In one case, a portion of one of the Australian papers was blessed to the salvation of a reader under the singular circumstances thus related:—This is the tantalizing promise of blogging. I have often reflected that only eternity will tell what comes of these posts. These posts go places I will never visit. My blog gets maybe 1000 visits a day, up and down; this blog gets 3000-5000, up or (seldom) down. I look on a map of visitors to my blog, and they are from all over the globe, including countries effectively closed to evangelism.
“I was preaching,” says the writer of the narrative, “in the Baptist Chapel, Aberdeen Street, Geelong, a few years ago, when, at the close of an evening service, an elderly man came to the platform to bid me ‘good-night.’ As he was a stranger, I asked him where he came from, and how long he had known the Lord; he then told me the story of his conversion, and the strange way by which he was led to the Saviour. About five years before, while keeping sheep some miles beyond Ballarat, he picked up a sheet of a weekly newspaper, which the wind had blown over the plains. He glanced at a few sentences, and these drew him on to read more, and then he found he was eagerly perusing a sermon by Mr. C. H. Spurgeon. ‘If I had known it was a sermon,’ he said, ‘before I had begun to read it, I should have tossed it away;’ but having commenced the discourse, he wanted to see how it finished.
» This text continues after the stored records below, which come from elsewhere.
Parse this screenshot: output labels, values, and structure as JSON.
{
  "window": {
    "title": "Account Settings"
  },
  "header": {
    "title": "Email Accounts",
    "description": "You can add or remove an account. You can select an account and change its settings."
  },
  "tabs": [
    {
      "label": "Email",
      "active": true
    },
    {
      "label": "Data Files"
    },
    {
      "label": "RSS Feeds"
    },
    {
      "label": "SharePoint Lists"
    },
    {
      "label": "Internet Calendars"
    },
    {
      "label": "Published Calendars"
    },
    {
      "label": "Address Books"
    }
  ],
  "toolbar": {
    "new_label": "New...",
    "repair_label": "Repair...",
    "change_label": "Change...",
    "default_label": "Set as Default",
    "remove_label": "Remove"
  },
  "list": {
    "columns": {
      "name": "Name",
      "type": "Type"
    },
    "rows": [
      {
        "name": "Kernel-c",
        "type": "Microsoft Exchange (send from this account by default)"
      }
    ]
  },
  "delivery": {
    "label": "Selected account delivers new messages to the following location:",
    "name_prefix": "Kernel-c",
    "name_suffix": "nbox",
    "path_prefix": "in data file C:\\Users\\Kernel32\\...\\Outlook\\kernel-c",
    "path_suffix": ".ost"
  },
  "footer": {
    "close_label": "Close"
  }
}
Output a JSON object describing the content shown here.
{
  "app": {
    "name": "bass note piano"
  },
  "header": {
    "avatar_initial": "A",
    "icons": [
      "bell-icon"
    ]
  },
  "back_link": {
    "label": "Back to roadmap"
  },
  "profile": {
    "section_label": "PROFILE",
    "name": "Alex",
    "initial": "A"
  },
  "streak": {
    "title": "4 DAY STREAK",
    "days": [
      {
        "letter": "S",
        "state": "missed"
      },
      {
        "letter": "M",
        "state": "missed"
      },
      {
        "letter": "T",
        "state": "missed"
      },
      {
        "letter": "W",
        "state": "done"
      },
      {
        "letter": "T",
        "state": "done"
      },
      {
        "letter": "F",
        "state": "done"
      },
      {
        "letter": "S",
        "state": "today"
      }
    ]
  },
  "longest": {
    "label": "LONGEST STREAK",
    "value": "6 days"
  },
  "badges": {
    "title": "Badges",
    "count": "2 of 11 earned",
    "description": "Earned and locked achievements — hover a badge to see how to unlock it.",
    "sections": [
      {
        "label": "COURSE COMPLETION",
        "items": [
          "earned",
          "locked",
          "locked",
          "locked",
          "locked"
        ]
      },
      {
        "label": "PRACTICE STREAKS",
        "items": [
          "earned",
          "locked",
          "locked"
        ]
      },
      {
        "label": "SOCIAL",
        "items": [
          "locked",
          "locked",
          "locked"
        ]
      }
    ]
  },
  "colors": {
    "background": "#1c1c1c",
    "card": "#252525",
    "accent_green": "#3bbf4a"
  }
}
It set him thinking; he carefully preserved it, reading it over and over again in deep concern, until finally it became the means of leading him to the cross. For many years he had not entered a place of worship, and he was utterly careless about his soul till this paper was blown to his feet. Now, when he has the opportunity, he always attends some Baptist service; but this is a rare pleasure, owing to his lonely life and employment in the bush. He does, however, get the weekly sermons, which cheer and comfort him with spiritual nourishment.”
[Spurgeon, C. H. (2009). C. H. Spurgeon's Autobiography, Compiled from his diary, letters, and records, by his wife and his private secretary: Volume 3, 1856-1878 (327). Bellingham, WA: Logos Research Systems, Inc.]
Who are those people? What brought them? What did they read? What effect did it have?
Emails and metas give only some little glimpse. Here's one who wrote me on the verge of suicide; here's one who's an unbeliever, but listening; here's one in marital straits, in a troubled church, in no church at all...
This is why it's worth it. I thought it was worth it some seven years ago, when I had a bare trickle to my blog. I still think it. I am certain that Paul would use it, or would assign someone to it. Spurgeon likely would have as well, judging by his profligate use of every means at his disposal.
So take heart, be sobered and encouraged. You only have 100 a day? 50? 10?
Those are 10, 50, 100 people you (nor anyone else) might never have talked to by any other means.
Sow profligately and well, that we might reap profligately and well; and sow in hope (Eccl. 11:1, 6; Matt. 13:1-9, 18-23)